The Plateau Culture Area is situated on the Columbia Plateau. Plateau peoples provided food for themselves by fishing, hunting, and gathering. The nature conditions of the region did not let them farm successfully. Rivers were the main source of food and trade for these tribes. The Great Basin peoples likewise were not able to practice agriculture because of the desert climate.

In addition to hunting and fishing, the peoples if the Southeast were skilled farmers. They grew corn, sweet potato, beans, squash, and other crops. Plentiful food allowed them to lead a mostly settled way of life. Southwest peoples had twp main occupations: nomadic hunting or farming. The tribes who practiced agriculture were highly skilled farmers, because it was hard to provide enough food to support villages population in such a dry climate. An outstanding achievement of the architecture of Southwest peoples were pueblos – houses of adobe brick or stone with levels connected by ladders. Nomadic hunters lived in another type of houses – pole-framed huts covered with plant matter. Subarctic and Arctic peoples did not farm because of the harsh climatic conditions.
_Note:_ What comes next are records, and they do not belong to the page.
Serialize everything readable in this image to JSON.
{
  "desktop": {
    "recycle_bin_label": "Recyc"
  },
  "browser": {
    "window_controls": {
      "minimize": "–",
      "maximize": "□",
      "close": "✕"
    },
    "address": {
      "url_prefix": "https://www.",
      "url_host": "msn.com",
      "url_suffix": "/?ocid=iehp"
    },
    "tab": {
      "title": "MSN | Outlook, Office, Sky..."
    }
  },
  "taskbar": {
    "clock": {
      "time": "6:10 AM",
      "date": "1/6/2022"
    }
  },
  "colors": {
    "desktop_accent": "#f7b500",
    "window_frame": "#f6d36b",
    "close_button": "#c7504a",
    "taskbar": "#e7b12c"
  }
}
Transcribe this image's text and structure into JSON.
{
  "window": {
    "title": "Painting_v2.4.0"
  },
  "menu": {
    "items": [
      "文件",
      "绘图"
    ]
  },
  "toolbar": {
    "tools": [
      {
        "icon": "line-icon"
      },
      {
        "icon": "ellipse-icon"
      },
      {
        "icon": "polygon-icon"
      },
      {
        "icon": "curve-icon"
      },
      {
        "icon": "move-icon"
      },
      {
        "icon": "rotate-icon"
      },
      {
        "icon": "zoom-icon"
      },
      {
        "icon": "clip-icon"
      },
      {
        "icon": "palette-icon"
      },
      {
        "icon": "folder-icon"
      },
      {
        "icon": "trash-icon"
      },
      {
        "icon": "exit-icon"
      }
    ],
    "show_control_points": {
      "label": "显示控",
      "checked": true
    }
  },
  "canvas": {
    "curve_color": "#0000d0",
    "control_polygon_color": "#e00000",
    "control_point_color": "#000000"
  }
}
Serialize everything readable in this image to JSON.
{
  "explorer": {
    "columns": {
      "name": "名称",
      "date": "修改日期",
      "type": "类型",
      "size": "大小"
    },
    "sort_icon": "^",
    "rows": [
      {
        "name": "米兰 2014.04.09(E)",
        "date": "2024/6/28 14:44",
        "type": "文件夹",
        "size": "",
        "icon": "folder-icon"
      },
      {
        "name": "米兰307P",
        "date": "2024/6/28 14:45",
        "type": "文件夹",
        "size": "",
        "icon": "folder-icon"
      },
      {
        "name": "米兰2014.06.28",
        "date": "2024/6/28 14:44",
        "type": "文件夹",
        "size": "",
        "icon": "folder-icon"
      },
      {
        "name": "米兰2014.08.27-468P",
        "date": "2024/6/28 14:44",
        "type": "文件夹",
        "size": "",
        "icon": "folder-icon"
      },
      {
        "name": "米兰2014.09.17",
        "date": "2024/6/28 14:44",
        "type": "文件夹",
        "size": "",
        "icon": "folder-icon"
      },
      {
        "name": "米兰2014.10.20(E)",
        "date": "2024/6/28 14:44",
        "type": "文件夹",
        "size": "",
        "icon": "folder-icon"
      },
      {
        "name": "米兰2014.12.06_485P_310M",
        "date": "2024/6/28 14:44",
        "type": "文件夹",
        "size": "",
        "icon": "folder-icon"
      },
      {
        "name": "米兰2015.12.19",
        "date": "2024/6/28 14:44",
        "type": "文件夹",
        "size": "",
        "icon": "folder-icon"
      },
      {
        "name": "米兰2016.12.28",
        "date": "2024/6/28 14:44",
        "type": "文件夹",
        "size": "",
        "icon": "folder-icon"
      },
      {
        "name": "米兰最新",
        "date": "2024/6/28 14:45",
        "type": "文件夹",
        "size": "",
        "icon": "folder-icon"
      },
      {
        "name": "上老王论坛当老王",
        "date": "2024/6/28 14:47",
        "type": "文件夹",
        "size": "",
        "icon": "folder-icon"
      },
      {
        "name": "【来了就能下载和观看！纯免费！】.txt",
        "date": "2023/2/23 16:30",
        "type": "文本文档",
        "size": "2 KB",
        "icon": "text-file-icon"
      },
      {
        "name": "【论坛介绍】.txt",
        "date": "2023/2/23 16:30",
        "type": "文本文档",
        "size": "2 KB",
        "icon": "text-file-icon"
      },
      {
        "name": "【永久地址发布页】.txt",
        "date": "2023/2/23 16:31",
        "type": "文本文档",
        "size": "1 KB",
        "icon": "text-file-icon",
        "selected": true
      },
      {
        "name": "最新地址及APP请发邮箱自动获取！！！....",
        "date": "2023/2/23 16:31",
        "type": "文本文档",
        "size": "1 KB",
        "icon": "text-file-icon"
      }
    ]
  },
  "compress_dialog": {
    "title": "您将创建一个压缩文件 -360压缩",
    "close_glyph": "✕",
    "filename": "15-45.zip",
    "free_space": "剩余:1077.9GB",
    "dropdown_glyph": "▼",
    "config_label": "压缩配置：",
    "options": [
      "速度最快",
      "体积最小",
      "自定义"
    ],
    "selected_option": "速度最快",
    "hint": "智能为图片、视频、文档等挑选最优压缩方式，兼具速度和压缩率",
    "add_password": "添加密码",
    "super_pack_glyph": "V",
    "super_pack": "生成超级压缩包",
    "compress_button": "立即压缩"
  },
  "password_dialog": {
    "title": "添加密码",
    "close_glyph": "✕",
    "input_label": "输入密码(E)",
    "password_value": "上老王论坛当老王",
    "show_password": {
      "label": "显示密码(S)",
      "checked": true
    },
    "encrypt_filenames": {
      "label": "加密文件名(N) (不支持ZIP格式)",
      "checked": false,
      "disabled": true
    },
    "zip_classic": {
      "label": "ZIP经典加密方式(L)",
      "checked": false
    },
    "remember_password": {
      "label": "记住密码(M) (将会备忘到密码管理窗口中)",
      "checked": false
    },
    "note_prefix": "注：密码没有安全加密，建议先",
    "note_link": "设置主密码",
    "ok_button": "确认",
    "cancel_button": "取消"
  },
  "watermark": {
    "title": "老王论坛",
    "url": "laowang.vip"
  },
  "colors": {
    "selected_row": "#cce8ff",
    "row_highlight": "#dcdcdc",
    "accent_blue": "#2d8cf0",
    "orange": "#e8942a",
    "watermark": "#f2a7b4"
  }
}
Arctic peoples include the Aleut and the Inuit. They are slightly different from other tribes: shorter with rounder faces and lighter skin. The Inuit people used to built igloos, ice brick houses, in winter time.

California inhabitants had enough food for high population settlements of hunter-gatherers. There was no need for farming and the only cultivated plant was tobacco. They constructed houses from poles covered with grass, reeds, or mats. California tribes were famous for basketry, because they were using baskets for a lot of needs (Waldman and Braun). The Northeast peoples had a lot of game and wood provided by forests. They were skilled carpenters, hunters, fishers, and farmers. Many of their villages were permanent. Similarly, the Northwest peoples were highly skilled in woodwork, hunting, and fishing, but they barely practiced farming, supporting their villages by hunting-gathering (Waldman and Braun). Environment conditions obviously influenced various peoples’ cultures.

In conclusion, both American continents had high-developed civilizations and much smaller tribes for thousands of years. Native Americans enjoyed all the natural treasures and riches of the land. Organizing their lives according to the conditions they lived in, they created a lot of unique traditions and ways of live. The contribution they made to world’s agriculture by cultivating potato, corn, and other plants cannot be underestimated. The variety of indigenous people’s heritage adds to the history of the world.

Works Cited

Marr, John S., and John T. Cathey. “New Hypothesis for Cause of Epidemic among Native Americans, New England, 1616–1619.” Emerging Infectious Diseases, vol. 16, no. 2, 2010, pp. 281-286.

Sonneborn, Liz. Chronology of American Indian History. Facts on File, 2007.

Waldman, Carl, and Molly Braun. Encyclopedia of Native American Tribes. Facts on File, 2009.